**Assignment**
Work out how many lines in the records below include the string "data", and reply with that number alone.

**Records for the task**
****************

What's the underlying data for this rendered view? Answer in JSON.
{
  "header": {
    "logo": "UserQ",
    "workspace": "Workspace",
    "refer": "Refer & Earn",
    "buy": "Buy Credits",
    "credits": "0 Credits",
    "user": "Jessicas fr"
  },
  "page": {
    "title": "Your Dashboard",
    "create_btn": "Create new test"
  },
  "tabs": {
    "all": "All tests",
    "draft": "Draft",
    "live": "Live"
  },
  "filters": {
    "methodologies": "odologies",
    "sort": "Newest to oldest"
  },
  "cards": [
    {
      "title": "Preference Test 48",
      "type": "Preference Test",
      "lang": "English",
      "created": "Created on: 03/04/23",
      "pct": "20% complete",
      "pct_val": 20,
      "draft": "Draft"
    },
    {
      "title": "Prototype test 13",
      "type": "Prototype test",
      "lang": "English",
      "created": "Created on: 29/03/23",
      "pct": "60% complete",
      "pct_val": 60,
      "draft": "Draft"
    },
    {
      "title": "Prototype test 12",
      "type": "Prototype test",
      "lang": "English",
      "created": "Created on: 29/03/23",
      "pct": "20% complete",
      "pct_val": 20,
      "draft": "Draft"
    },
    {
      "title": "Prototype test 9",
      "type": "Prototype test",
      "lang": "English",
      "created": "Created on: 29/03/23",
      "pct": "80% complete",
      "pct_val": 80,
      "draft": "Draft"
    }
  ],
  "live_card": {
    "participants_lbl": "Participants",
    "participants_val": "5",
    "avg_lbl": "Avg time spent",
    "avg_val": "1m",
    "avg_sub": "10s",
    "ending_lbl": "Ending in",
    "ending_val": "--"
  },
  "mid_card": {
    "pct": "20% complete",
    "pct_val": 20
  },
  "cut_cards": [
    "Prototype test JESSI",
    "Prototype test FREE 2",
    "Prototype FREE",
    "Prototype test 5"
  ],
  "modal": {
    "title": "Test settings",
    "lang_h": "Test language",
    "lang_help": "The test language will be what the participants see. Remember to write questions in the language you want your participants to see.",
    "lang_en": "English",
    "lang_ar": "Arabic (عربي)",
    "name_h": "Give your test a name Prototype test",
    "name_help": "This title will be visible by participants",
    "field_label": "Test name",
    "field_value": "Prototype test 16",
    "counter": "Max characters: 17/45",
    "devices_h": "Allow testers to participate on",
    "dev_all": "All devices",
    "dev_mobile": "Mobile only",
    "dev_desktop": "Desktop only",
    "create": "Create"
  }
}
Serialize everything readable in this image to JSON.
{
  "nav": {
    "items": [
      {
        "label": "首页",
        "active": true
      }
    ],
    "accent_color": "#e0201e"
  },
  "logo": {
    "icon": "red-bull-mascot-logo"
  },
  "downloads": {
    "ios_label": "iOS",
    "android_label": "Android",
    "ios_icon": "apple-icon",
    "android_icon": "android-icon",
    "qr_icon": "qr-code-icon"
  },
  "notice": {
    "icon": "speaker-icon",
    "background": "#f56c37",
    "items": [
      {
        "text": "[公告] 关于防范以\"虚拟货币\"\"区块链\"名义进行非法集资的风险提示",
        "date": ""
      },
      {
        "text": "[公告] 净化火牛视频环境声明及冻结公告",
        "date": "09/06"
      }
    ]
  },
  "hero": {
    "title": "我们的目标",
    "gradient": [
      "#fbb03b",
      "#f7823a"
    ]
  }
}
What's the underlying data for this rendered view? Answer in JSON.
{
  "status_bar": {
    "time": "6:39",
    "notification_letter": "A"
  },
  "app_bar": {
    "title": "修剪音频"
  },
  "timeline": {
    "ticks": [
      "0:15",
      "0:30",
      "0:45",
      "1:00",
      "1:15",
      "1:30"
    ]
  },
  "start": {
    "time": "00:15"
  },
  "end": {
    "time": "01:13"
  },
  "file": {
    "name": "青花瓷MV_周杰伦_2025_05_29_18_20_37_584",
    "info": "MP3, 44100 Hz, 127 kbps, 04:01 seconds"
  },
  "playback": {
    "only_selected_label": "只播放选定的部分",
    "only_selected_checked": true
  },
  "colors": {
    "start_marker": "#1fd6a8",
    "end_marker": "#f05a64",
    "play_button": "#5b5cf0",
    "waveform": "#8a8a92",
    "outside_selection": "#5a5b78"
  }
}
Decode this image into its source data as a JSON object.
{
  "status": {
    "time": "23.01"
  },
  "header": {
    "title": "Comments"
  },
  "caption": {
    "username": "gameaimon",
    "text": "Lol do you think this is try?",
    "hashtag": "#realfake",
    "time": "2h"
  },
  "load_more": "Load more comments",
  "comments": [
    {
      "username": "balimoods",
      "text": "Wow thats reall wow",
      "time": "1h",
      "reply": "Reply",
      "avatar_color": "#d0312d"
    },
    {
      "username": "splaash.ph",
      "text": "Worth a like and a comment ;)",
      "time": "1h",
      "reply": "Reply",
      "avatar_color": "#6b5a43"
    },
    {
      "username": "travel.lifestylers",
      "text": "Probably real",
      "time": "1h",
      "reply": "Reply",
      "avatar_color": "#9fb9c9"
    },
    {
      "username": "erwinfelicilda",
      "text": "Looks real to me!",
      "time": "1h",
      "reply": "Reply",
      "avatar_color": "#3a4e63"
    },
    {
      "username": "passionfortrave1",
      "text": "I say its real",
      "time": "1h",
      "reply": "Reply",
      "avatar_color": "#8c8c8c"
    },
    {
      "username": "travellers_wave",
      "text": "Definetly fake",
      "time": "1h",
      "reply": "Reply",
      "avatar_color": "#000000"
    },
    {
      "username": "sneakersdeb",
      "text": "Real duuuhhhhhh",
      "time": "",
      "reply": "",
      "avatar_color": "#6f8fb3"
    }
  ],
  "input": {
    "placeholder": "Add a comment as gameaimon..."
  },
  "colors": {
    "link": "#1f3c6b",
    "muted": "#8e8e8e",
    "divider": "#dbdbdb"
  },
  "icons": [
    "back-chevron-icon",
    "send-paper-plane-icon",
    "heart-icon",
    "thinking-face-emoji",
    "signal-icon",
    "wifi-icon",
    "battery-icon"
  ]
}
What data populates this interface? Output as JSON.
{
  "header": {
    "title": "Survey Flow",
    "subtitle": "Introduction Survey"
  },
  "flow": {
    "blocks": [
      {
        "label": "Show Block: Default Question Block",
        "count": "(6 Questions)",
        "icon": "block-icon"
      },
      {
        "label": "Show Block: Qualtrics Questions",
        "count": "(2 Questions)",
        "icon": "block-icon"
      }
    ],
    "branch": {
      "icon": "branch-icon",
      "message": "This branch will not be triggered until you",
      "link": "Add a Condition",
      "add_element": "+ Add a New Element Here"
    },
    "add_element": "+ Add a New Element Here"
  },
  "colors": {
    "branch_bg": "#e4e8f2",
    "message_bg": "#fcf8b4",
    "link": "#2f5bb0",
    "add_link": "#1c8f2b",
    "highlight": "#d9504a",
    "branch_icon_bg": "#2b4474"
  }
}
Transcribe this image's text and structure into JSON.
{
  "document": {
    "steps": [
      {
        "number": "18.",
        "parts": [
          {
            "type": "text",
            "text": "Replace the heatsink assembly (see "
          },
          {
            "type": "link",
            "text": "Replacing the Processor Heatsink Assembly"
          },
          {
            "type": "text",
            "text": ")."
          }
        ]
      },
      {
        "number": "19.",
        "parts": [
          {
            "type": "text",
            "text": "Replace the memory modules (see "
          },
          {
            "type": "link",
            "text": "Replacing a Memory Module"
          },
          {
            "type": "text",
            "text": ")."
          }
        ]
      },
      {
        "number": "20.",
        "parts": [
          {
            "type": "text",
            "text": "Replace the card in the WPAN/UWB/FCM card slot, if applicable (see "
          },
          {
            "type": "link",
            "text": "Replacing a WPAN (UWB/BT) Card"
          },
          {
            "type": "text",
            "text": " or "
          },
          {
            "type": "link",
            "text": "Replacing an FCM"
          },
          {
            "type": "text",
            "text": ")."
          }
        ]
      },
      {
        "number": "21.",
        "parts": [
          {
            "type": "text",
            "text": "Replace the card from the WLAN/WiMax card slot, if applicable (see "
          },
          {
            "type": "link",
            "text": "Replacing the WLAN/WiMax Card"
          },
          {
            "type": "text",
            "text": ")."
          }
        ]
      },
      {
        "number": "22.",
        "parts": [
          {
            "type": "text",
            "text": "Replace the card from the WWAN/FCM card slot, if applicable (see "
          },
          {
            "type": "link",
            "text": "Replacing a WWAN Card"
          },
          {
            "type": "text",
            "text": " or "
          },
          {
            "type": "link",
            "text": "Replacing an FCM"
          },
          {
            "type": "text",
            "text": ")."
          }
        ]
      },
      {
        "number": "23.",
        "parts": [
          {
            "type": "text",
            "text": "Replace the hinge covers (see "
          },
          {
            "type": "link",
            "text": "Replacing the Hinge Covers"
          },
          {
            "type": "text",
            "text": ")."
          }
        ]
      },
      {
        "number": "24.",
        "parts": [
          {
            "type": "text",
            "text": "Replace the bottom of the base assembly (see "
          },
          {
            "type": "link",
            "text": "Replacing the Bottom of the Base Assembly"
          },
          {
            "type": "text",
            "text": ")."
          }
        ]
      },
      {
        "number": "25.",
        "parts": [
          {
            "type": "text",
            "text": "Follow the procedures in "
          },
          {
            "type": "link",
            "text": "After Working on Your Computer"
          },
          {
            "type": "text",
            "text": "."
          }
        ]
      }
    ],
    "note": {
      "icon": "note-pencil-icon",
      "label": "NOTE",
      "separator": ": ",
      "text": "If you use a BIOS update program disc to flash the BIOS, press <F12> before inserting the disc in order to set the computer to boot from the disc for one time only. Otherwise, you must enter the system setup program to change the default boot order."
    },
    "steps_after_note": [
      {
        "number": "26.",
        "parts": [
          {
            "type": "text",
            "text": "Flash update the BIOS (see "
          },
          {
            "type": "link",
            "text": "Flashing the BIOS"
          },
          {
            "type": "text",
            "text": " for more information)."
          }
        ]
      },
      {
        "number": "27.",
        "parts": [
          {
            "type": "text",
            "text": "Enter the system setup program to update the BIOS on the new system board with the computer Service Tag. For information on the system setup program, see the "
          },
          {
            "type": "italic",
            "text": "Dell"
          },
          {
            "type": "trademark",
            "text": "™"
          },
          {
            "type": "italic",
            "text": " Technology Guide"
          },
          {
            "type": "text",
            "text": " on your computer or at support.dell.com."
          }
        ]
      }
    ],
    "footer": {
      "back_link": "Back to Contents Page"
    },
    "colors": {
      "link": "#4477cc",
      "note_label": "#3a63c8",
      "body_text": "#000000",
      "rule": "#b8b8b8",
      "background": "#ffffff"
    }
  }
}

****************

**Output below**
4